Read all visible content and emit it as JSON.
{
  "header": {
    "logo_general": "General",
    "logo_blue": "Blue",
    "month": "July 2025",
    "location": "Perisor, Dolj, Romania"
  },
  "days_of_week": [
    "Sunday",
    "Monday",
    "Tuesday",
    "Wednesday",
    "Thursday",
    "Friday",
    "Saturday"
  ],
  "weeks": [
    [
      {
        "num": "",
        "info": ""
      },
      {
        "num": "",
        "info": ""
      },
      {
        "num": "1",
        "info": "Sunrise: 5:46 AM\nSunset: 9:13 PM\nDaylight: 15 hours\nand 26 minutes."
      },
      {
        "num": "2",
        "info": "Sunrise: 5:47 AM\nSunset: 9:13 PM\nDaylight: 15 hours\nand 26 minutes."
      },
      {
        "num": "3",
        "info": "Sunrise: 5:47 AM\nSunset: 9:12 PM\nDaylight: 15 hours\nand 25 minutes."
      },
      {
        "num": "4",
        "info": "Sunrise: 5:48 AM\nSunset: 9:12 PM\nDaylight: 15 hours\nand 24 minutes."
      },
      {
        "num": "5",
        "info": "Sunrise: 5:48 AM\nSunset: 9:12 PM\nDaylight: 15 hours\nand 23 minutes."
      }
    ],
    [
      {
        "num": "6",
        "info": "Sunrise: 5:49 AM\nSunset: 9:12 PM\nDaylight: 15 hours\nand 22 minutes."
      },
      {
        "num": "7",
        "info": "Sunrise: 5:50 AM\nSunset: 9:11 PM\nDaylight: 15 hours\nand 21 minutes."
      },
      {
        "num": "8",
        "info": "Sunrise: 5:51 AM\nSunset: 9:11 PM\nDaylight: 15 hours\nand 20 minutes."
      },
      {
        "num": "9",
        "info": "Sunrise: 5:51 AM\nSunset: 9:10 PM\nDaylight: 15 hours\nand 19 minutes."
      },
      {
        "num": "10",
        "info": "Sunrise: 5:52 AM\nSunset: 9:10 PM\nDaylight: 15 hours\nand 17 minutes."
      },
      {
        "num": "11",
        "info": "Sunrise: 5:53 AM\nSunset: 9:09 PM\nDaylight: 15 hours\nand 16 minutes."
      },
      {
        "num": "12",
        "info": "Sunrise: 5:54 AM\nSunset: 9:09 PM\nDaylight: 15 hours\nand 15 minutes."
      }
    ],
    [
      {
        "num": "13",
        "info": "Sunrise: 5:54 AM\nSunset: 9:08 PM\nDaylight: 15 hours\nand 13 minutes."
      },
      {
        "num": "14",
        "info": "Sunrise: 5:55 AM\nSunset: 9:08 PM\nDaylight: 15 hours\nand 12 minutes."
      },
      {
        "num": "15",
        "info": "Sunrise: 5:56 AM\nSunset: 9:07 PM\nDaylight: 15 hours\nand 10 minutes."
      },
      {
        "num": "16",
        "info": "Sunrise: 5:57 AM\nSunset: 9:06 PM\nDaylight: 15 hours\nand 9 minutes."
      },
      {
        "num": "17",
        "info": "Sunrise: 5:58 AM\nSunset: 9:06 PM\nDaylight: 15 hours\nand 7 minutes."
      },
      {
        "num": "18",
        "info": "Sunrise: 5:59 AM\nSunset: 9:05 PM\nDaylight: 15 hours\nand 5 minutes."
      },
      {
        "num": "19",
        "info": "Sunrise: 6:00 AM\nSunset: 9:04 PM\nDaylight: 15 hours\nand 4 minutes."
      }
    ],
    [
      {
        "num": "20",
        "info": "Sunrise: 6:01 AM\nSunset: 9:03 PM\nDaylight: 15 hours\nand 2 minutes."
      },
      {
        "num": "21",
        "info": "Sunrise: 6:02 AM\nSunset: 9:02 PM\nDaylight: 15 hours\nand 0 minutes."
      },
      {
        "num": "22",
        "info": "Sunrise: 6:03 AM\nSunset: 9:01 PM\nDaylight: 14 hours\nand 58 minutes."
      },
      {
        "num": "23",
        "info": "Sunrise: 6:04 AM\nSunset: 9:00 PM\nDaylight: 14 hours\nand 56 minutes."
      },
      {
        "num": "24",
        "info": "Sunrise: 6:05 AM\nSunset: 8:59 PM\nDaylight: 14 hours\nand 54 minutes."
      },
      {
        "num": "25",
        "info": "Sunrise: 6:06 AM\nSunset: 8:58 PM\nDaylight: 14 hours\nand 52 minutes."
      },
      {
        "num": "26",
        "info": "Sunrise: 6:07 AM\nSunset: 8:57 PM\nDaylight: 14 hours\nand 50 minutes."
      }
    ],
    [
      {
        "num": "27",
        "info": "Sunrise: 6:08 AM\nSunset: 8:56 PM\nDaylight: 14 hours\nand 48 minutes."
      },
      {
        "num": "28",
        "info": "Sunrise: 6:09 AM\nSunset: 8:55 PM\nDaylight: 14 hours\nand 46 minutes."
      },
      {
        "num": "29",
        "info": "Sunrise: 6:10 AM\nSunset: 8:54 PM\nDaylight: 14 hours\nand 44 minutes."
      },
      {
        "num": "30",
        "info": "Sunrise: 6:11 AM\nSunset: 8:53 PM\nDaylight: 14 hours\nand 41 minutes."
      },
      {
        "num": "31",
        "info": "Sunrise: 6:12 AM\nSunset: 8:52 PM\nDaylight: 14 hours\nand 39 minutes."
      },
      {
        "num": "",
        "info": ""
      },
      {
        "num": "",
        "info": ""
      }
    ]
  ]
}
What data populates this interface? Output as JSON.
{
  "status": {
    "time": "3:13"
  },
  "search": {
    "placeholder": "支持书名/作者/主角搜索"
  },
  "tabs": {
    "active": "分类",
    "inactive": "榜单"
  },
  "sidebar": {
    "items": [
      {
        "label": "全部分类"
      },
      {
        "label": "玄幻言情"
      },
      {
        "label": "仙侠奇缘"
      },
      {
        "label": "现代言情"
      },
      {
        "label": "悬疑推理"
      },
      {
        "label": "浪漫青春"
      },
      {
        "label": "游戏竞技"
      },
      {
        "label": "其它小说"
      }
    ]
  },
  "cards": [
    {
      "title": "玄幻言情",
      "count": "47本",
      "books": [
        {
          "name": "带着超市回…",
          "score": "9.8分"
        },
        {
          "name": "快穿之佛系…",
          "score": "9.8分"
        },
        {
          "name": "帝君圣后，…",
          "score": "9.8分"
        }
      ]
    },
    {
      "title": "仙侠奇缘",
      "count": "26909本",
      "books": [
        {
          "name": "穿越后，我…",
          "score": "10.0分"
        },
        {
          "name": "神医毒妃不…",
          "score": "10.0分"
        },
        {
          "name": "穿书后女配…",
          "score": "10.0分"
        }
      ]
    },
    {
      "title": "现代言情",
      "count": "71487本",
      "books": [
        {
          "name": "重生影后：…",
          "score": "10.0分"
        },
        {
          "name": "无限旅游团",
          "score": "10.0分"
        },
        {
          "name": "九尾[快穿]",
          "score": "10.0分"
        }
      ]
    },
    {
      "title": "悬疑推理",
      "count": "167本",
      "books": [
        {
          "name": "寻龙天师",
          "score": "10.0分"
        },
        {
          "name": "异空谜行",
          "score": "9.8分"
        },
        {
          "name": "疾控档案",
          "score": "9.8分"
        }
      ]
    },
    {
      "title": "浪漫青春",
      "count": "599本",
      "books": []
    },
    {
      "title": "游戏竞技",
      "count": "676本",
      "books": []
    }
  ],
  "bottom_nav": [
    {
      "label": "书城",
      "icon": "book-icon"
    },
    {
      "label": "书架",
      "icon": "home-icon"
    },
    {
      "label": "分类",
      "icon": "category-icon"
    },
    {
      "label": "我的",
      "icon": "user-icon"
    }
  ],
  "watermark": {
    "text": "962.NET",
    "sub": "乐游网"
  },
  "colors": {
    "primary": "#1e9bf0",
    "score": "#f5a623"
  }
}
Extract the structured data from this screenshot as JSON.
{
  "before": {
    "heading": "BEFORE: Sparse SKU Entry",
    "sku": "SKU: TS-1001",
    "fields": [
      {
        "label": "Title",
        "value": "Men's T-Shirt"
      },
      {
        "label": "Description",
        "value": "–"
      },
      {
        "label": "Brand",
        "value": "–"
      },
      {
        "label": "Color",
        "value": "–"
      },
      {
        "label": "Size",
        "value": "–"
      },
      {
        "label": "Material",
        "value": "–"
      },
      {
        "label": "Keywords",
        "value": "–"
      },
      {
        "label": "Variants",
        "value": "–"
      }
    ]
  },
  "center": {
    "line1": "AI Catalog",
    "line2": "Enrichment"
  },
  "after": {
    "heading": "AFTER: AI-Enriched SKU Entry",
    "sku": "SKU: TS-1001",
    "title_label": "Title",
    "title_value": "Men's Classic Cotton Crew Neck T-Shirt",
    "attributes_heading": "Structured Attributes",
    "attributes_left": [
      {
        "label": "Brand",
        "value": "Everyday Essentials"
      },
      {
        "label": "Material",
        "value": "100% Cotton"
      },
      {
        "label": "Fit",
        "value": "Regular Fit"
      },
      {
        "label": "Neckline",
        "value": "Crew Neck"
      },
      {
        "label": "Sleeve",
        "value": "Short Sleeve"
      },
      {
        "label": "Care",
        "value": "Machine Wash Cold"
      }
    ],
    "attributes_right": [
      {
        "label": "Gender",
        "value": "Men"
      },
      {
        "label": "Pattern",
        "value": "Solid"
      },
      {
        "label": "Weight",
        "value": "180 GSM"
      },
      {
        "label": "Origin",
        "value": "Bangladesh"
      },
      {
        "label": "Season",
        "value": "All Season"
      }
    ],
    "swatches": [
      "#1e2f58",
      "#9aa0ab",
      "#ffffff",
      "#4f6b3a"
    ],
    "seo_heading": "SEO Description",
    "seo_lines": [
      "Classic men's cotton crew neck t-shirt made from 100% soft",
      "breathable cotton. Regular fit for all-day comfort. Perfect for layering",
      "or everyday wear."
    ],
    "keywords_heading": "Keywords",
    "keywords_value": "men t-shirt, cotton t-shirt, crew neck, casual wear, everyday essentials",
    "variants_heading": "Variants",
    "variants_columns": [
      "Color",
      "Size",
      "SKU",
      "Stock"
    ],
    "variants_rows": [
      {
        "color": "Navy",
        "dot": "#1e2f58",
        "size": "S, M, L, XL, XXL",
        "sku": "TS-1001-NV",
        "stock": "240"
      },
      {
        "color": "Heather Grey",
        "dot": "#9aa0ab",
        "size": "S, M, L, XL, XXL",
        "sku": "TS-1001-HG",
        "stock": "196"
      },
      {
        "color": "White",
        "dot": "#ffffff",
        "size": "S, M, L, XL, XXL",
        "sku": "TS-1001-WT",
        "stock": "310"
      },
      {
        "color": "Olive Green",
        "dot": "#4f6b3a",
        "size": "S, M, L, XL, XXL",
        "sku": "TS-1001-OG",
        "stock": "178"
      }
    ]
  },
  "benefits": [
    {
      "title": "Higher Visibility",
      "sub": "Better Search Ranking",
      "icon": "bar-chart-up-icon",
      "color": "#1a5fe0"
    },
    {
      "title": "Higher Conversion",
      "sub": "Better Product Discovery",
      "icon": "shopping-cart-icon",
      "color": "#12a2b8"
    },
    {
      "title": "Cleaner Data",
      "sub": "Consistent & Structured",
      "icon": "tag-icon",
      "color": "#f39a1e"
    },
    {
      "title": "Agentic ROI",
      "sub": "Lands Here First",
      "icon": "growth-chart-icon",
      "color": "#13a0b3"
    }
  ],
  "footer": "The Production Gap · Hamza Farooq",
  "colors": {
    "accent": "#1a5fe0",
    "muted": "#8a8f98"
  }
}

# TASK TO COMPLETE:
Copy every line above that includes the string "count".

# RESULT:
      "count": "47本",
      "count": "26909本",
      "count": "71487本",
      "count": "167本",
      "count": "599本",
      "count": "676本",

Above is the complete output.